(Exercise)
Find the lines below in which the string "this" occurs. Copy each one.

Excerpts from an interface dataset
Segment Open
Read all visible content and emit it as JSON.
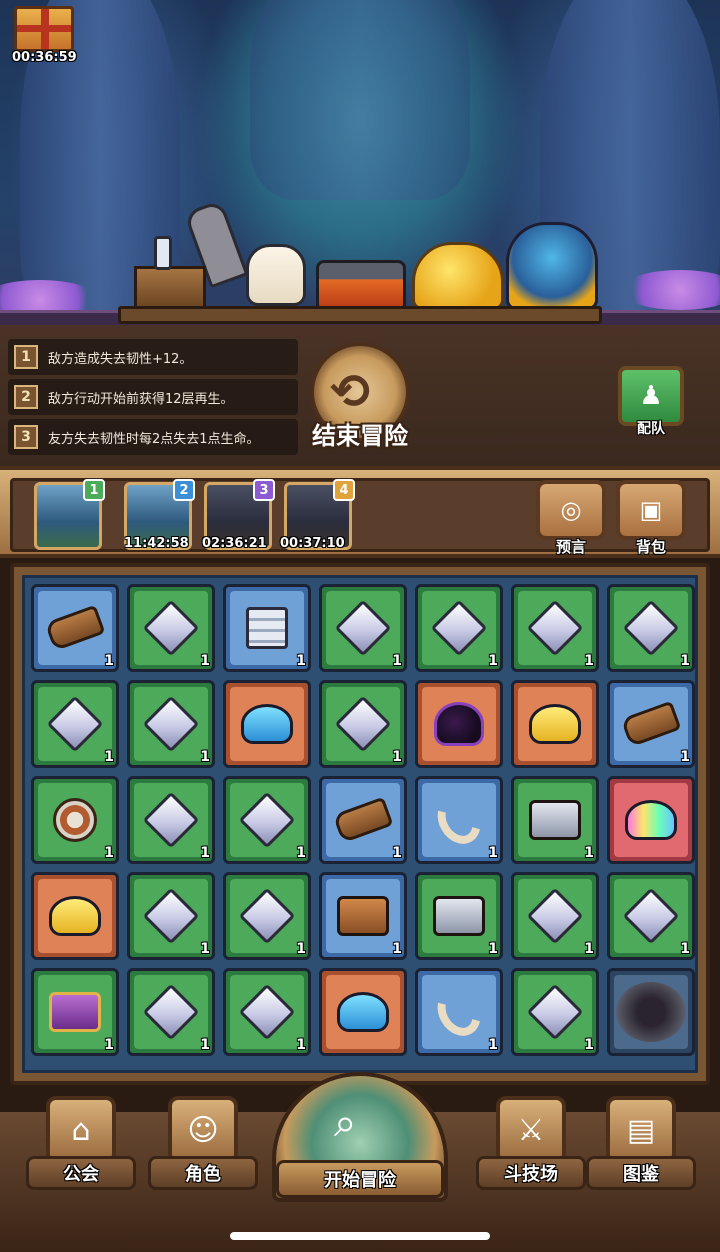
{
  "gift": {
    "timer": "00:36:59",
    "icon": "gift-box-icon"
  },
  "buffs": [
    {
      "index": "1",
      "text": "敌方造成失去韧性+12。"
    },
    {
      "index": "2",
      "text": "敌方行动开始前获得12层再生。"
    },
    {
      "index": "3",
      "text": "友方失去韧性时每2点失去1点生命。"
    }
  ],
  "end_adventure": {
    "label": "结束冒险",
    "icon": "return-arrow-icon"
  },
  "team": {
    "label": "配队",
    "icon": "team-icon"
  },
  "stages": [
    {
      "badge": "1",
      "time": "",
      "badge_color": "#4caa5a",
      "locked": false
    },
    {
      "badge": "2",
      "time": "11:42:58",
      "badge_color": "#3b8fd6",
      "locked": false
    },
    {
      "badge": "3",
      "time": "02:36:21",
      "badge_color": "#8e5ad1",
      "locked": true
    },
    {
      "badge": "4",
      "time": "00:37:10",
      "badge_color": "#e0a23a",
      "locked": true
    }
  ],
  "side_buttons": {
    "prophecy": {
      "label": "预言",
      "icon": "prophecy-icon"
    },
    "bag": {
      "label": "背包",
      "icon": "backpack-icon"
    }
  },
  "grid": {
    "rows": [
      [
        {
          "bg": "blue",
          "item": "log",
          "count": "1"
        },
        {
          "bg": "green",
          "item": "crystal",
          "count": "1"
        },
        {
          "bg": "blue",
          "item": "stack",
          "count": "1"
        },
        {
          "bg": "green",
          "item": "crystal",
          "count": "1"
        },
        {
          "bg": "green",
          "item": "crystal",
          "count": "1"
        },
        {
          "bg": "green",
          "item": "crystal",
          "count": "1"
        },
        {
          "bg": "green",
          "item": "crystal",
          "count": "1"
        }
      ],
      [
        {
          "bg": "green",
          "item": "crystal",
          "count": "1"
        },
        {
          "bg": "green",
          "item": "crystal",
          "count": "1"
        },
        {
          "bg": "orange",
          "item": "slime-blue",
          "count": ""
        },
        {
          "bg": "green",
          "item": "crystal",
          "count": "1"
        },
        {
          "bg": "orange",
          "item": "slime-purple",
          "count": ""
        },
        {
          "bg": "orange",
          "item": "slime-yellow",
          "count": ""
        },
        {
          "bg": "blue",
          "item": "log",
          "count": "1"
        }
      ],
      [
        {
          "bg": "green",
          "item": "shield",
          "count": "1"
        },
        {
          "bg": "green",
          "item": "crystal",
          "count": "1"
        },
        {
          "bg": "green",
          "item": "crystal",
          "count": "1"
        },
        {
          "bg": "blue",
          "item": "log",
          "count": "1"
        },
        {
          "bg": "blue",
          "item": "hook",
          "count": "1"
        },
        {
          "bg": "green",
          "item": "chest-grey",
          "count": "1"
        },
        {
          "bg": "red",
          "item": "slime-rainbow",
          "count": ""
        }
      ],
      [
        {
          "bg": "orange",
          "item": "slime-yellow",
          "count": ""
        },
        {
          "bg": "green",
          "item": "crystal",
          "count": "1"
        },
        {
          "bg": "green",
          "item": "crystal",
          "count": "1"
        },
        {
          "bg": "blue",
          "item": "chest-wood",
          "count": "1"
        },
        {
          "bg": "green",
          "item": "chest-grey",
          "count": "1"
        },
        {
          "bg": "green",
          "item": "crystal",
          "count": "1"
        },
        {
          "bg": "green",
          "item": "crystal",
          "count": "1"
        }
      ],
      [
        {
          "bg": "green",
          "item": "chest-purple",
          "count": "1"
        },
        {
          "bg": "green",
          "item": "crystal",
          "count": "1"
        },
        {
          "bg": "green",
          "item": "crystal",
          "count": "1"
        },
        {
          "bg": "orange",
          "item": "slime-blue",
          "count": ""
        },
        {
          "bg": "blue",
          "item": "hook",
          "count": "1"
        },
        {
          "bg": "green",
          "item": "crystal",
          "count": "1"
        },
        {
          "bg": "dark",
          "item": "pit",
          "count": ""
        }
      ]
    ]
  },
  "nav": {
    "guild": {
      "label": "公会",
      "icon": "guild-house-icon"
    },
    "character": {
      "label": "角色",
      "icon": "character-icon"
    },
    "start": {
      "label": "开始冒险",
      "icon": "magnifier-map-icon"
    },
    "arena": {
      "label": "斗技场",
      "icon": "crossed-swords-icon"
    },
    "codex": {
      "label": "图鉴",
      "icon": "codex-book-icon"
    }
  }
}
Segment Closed
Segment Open
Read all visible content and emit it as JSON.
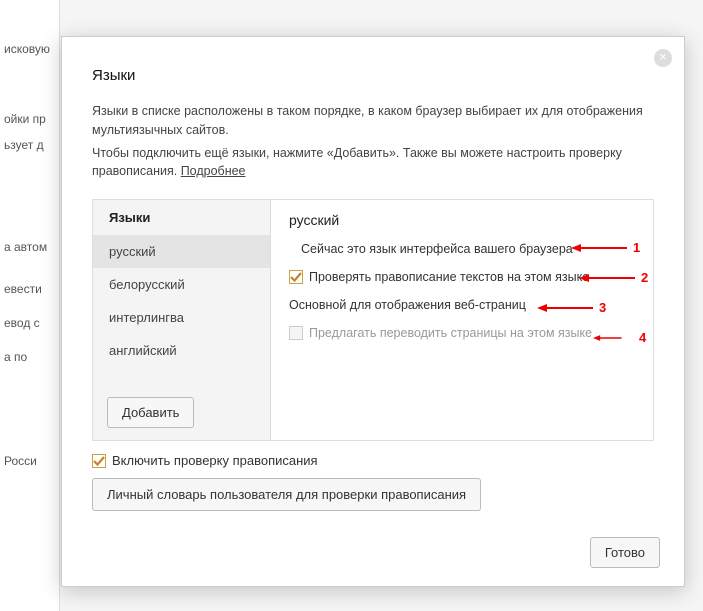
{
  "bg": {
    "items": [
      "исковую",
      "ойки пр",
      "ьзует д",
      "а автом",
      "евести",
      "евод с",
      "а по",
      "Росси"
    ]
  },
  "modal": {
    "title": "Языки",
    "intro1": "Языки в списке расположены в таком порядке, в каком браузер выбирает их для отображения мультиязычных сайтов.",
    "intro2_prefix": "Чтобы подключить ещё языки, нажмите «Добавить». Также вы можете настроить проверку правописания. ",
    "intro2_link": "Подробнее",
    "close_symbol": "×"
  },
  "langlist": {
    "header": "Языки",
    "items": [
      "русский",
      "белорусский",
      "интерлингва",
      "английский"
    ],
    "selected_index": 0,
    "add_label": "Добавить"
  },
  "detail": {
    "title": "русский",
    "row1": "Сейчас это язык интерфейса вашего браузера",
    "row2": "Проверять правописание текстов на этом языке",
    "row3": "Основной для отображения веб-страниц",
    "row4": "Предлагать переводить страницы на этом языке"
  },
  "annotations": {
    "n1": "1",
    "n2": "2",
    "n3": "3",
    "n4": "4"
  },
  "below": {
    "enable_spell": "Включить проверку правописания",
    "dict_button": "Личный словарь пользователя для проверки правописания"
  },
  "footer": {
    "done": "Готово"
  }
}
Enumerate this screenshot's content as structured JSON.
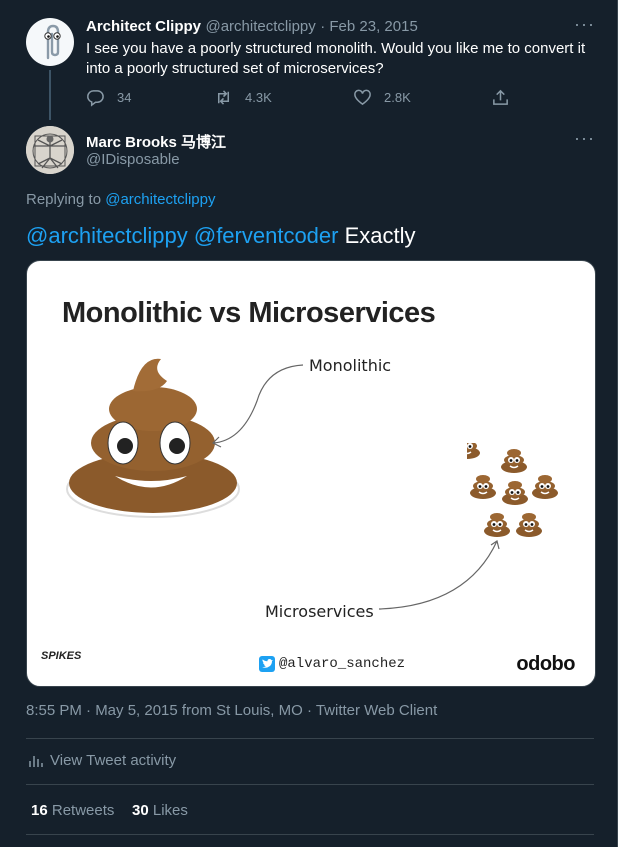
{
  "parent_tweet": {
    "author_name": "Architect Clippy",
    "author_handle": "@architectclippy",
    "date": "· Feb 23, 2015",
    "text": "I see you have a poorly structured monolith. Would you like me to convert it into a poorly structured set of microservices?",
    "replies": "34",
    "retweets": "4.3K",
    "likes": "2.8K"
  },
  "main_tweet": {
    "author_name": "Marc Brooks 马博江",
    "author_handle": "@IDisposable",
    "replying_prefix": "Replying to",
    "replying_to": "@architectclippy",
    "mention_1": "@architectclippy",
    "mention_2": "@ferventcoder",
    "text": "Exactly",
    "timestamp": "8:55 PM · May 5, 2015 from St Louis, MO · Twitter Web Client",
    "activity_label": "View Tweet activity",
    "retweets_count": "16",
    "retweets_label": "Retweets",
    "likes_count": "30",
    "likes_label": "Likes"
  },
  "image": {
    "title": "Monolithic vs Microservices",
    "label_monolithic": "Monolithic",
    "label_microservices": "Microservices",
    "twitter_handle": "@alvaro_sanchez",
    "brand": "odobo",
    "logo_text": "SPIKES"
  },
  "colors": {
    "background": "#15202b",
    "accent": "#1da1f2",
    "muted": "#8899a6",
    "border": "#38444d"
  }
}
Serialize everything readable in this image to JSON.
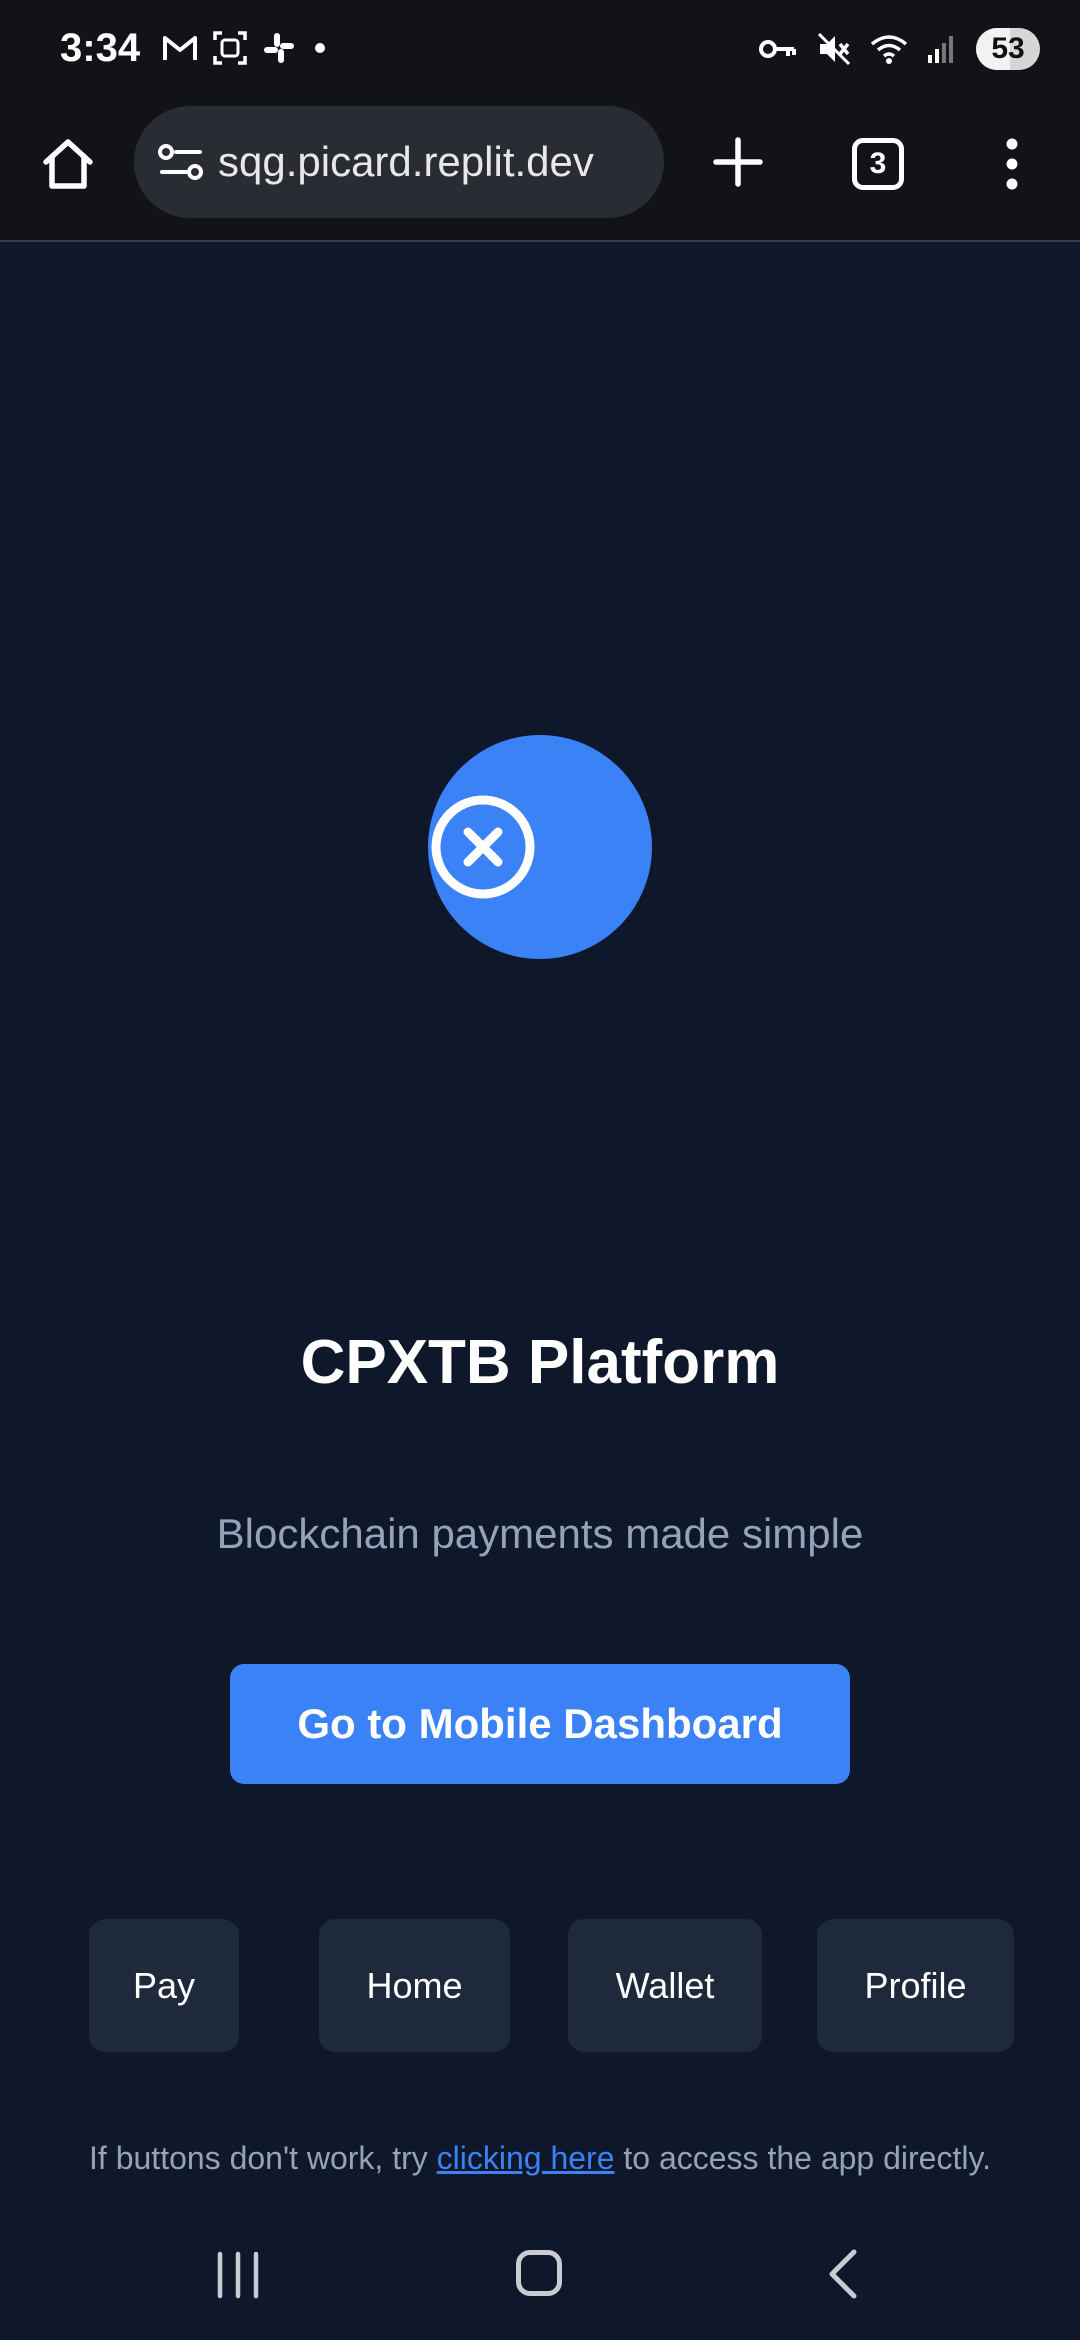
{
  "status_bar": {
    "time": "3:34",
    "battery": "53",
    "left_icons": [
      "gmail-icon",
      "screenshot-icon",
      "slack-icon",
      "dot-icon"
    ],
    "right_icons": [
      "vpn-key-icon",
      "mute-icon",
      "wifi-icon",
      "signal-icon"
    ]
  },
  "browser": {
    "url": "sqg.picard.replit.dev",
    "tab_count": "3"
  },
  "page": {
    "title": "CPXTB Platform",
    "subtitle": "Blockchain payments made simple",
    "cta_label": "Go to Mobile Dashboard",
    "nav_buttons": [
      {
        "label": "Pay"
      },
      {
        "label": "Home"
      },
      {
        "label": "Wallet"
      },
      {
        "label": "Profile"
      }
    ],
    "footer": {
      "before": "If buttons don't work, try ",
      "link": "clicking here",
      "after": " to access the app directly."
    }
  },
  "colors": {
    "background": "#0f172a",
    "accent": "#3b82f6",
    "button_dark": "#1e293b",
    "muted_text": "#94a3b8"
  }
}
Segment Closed
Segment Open
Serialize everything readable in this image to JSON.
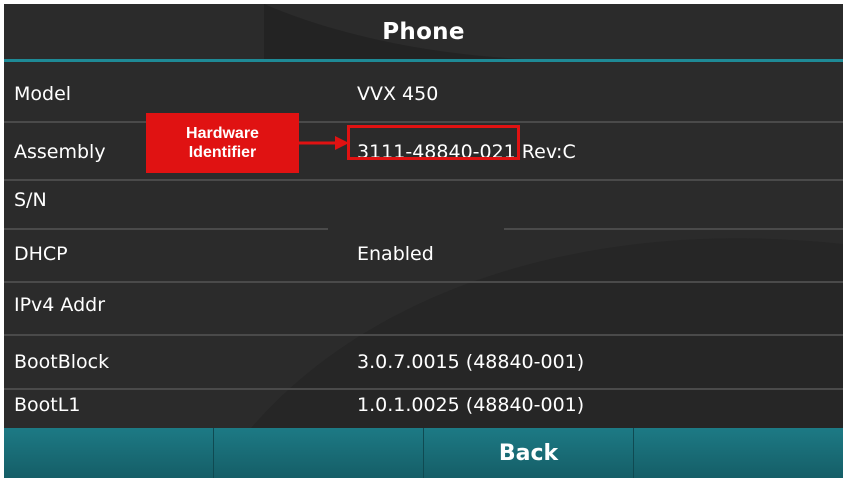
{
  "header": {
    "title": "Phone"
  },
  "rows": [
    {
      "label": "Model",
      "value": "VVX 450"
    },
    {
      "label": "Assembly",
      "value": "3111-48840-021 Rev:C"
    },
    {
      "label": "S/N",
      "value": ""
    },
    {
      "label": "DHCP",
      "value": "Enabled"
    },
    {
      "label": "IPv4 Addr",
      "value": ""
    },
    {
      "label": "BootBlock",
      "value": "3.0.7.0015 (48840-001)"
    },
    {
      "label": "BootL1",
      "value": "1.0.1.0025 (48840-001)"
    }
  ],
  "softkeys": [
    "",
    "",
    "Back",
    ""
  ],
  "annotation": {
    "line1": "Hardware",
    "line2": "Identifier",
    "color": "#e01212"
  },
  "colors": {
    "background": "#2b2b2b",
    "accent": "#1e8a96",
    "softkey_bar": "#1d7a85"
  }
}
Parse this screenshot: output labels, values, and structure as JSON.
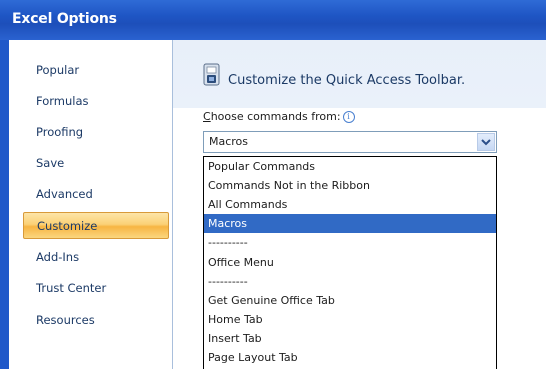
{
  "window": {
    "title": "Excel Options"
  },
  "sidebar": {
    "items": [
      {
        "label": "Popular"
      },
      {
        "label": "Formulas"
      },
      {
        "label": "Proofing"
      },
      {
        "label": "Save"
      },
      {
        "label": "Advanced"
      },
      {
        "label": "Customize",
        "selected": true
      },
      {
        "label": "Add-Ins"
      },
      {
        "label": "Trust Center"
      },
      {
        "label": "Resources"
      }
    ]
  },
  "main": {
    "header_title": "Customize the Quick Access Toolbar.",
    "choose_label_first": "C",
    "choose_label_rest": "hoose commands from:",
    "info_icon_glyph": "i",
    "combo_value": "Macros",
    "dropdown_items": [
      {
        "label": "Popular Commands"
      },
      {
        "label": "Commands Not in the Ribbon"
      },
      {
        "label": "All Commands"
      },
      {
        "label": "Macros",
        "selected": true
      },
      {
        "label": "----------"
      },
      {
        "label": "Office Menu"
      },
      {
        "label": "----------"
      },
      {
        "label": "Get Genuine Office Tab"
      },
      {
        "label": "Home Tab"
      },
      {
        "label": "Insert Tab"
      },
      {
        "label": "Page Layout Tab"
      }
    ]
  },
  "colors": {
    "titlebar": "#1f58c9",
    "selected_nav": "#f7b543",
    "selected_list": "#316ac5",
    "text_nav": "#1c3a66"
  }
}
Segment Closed
(Written solution)
Enumerate this screenshot's content as structured JSON.
Serialize everything readable in this image to JSON.
Serialize everything readable in this image to JSON.
Parse this screenshot: output labels, values, and structure as JSON.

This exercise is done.